Newcastle's Flight Control Officer, Lieutenant Commander Chris Mitchell said its is a great piece of kit.
"It will provide all users in key positions with an indication of the deck status and control of the wave-off lights, in the event that approval to land is revoked due to a safety or operational requirement.
"Current night flying operations require aircrew to ‘de-goggle’ prior to recovery due to the type of lighting and visual landing aids ships currently have.
"It is envisaged that the enhanced capability will enable Navy pilots to conduct night launch, recovery and transfer operations whilst utilising night vision goggles.
"The landing phase during helicopter operations is often the most challenging element of night flying and the having the ability to remain ‘on goggles’ will ultimately increase safety for all involved in embarked aviation operations," Lieutenant Commander Mitchell said.
Members of the ship’s company including Helicopter Control Officers, Landing Safety Officers, Flight Deck Marshallers, Flight Deck Team and a number of Marine Engineering maintenance personnel completed the two day Guided Missile Frigate Visual Landing Aids Operator and Maintainer Training course to become proficient in the use and maintenance of the new equipment.
The training was delivered by Mr Madoc Williams, Technical Support Supervisor of Naval Aviation Systems for AGI who flew out from London to specifically delivery the training.
“The equipment is very intuitive and easy to operate and maintain,” Mr Williams said.
Members of 816 Squadron, Aviation Maintenance and Flight Test Unit, Fleet Aviation and Fleet Engineering Division also completed the training.
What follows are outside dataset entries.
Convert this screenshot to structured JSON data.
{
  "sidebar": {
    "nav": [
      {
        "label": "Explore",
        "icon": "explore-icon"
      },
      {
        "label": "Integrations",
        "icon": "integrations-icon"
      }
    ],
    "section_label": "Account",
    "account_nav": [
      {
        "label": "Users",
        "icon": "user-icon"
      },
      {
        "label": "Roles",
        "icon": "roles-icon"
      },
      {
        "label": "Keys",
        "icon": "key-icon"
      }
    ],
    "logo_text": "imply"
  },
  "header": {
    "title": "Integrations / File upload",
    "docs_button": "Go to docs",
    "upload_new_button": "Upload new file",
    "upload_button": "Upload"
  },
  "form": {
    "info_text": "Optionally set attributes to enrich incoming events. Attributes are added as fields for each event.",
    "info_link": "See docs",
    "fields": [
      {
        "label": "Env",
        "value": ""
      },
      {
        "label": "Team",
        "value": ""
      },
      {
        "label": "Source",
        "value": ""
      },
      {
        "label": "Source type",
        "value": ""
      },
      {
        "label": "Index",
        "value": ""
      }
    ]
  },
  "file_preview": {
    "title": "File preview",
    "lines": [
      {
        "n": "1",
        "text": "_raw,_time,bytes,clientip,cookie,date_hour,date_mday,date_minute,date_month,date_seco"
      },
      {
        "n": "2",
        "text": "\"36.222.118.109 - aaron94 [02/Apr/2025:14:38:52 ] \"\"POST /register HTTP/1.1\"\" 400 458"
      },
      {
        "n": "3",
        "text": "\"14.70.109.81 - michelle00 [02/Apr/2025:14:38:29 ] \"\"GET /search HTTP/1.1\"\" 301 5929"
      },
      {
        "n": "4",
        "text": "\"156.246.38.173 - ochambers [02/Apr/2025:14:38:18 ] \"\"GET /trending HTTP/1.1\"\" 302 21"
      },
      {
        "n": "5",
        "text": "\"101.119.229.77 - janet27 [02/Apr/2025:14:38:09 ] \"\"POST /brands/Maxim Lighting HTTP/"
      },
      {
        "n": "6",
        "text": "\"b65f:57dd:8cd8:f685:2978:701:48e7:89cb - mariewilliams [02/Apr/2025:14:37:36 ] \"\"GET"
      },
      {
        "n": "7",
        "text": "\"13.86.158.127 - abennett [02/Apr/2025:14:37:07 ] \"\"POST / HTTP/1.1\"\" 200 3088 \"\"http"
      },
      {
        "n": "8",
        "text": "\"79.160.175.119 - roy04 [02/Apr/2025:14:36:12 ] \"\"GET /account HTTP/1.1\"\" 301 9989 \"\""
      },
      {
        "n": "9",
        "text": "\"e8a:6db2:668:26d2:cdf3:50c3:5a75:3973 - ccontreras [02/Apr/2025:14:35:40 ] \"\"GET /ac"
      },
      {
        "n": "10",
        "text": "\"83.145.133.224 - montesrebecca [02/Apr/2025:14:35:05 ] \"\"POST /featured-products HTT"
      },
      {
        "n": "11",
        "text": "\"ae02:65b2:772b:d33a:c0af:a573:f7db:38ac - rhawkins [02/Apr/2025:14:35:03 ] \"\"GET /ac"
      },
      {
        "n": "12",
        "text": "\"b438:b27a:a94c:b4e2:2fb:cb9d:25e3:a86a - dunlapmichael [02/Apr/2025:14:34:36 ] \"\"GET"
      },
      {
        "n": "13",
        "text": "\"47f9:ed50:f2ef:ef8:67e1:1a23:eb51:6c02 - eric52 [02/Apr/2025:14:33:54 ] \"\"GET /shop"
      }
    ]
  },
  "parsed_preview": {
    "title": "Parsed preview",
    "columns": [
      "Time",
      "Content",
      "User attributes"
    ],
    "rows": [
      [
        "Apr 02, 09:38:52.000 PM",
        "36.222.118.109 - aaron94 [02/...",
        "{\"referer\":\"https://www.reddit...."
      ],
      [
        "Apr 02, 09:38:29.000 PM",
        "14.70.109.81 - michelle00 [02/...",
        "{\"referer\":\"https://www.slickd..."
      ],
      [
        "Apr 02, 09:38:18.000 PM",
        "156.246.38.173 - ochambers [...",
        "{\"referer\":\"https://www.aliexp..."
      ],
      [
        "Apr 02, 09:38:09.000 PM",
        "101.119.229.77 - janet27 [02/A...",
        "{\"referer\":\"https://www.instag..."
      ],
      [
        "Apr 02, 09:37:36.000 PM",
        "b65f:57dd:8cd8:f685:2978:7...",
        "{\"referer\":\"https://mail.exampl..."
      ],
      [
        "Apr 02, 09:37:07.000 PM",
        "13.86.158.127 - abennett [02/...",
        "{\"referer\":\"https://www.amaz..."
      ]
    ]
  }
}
The Aviation Maintenance and Flight Test Unit will conduct flight trials with the new equipment in June concurrent with Newcastle completing an Aviation Sea Safety Assessment. Following the trials, there will also be an opportunity for ship’s company and the embarked Flight to consolidate training and increase systems knowledge of this new equipment during the Sea Qualification Period and Work-up Period over the next two months.